Check out the full Theaterkrant review at this link. 

Ibsen in One Take is neither a medley of Ibsen’s masterpieces nor an original pièce inspired by Ibsen’s work. It is both these things, and more.

Born of the collaboration of up-and-coming Chinese director Wang Chong and Beijing-based Norwegian playwright Oda Fiskum, Ibsen in One Take is a bold attempt to rework the Ibsenian tradition into a piece of new writing. The result is a combination of classics and novelty, a slice-of-life from a contemporary Chinese man’s existence which also reverberates with the echoes of Ibsen’s philosophical and moral dilemmas. In producer Inger Buresund’s words, a “modern Chinese story told in a contemporary yet universal way”.
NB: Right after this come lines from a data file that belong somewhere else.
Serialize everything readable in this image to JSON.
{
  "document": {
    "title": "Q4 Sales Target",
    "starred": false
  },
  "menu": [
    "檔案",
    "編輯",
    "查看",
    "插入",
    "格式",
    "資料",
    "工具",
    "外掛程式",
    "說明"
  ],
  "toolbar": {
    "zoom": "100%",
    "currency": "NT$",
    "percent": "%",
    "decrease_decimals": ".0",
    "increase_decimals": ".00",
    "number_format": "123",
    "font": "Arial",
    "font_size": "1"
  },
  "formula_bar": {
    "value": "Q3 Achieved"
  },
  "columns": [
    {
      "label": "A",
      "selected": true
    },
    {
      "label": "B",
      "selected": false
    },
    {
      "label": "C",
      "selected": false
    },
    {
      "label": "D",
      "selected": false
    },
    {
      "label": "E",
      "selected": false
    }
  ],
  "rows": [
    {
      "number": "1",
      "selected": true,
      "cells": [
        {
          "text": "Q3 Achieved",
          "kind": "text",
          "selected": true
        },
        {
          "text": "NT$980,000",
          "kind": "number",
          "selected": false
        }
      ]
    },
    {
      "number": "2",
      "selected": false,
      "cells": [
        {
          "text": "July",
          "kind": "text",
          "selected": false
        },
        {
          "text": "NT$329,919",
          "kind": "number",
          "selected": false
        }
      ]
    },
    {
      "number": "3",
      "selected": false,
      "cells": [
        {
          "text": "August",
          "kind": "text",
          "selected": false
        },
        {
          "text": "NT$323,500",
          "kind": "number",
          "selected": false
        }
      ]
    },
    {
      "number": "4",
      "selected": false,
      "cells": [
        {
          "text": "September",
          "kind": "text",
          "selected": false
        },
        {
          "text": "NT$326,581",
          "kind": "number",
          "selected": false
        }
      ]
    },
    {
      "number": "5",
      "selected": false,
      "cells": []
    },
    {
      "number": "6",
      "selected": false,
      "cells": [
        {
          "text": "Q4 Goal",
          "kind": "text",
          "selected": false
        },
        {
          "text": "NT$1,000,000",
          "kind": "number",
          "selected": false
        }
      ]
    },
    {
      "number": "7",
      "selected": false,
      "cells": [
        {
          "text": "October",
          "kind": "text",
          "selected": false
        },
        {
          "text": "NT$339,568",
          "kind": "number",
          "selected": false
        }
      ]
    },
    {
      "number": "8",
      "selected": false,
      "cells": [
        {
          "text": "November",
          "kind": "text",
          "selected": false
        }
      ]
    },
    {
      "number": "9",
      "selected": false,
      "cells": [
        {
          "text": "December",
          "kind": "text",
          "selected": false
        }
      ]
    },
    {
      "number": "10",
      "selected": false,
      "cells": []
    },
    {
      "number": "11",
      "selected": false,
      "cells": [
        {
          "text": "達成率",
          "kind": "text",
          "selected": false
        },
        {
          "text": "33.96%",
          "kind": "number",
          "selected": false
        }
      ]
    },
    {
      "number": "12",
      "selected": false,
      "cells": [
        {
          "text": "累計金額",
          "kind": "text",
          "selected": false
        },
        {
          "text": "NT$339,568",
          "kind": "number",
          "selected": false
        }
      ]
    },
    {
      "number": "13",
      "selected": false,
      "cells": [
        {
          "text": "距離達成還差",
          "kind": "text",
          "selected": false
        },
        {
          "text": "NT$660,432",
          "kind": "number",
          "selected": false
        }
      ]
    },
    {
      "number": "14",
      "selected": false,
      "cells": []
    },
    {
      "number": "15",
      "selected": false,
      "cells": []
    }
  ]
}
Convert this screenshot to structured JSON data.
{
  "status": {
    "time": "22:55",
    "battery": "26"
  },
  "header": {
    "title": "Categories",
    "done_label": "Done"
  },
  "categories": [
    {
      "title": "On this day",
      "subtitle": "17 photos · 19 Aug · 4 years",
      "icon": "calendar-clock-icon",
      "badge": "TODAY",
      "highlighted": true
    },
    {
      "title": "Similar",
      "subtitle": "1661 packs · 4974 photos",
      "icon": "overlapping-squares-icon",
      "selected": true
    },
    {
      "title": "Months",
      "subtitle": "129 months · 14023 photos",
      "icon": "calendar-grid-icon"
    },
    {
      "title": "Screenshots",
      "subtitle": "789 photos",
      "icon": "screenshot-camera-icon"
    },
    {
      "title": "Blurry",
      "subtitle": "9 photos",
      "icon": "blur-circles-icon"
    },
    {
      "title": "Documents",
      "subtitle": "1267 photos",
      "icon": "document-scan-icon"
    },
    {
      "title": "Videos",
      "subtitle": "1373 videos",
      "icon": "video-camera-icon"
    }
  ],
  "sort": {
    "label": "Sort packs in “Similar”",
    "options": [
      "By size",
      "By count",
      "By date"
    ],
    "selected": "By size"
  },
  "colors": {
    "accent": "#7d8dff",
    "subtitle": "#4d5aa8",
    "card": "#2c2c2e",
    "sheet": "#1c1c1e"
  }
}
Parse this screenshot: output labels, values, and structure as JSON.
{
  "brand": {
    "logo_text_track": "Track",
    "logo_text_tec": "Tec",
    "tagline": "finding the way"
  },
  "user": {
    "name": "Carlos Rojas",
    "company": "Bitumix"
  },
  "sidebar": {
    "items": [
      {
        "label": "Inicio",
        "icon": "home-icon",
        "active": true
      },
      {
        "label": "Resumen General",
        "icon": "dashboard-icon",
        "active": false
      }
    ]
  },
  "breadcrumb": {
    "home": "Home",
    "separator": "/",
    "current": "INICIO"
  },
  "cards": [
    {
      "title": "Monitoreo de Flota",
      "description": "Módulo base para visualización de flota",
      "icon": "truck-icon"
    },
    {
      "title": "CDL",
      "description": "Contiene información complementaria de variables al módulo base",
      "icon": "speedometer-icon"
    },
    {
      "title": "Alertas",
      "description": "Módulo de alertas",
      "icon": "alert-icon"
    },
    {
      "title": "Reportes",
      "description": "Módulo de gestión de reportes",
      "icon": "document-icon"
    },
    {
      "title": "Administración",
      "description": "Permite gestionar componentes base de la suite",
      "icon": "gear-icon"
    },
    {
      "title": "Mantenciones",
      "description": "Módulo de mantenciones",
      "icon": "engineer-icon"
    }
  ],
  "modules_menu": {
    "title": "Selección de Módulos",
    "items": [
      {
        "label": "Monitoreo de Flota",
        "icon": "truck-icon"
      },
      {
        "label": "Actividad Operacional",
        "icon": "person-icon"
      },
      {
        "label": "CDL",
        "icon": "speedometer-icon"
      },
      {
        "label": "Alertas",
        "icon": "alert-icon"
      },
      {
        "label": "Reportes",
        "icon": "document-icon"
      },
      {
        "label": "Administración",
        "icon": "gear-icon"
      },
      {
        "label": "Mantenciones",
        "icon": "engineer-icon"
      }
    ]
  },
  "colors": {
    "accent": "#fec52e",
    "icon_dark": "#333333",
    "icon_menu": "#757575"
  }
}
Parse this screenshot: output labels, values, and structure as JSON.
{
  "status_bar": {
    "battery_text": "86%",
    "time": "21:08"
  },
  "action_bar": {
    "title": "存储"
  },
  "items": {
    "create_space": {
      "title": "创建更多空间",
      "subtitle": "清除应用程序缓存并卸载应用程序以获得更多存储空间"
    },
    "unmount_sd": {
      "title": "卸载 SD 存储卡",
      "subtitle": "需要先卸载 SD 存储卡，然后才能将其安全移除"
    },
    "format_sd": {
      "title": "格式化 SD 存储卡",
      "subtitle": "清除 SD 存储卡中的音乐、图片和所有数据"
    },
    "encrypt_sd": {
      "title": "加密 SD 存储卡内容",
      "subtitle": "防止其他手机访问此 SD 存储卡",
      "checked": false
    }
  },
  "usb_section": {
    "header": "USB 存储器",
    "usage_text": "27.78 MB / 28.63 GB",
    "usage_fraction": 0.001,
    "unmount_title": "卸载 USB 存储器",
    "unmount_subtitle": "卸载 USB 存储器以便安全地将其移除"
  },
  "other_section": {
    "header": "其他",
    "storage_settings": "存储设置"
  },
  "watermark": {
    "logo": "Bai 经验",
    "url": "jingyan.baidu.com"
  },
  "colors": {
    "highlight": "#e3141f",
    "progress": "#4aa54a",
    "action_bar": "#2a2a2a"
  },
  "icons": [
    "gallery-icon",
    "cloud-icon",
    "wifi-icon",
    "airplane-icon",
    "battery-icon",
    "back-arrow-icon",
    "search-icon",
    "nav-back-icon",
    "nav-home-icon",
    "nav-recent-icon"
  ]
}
Ibsen in One Take follows an old man who is spending his last days in a hospital room. As the play unfolds, the man embarks on an introspective journey into his past and reminisces about his childhood and youth, his marriage and love affairs, the turning points as well as the shortcomings in his life. Throughout this reminiscence, the man, haunted by his private ghosts, confronts his regrets and tries to make sense of his existence and unanswered questions.

The production is the result of a 6 months-long work which firstly proceeded on parallel tracks and was then assembled and reworked during rehearsals. Director Wang Chong ideated the original storyline and handed it to Fiskum, who compiled the script enriching the plot with numerous quotes and references from Ibsen’s plays (like A Doll’s House, Ghosts, Peer Gynt, Master Builder and more). The creative duo then pieced the parts together, supported throughout the process by Hege Randi Tørressen, dramaturge of Oslo’s Nationaltheatret.

A remarkably innovative trait of the pièce lies in its dramatic structure, which represents a further development of Wang ’s previous experiments with live video-recording on stage: the whole performance is filmed by a cinematic troupe who follows the actors around the stage, and projected in real time on a big screen right above the stage. Hence the performance’s name: the “one take” of the title is an actual camera take which captures the stage action from beginning to end, without any editing or montage. This dramatic device allows the audience to focus on either the stage action or its filmic rendition at will. What’s more, the free play of the two levels (stage action and film) generates an extra, self-referential layer (the filming of the stage action). The performance, in other words, is structured along different layers which continuously interact and question each other in terms of authenticity, artistic medium and emotional response.

Commissioned by Ibsen International for the project Ibsen in China 2012 in collaboration with The Norwegian Embassy in Beijing and The Norwegian Consulates General in Shanghai and Guangzhou. Produced by Théatre du Rêve Expérimental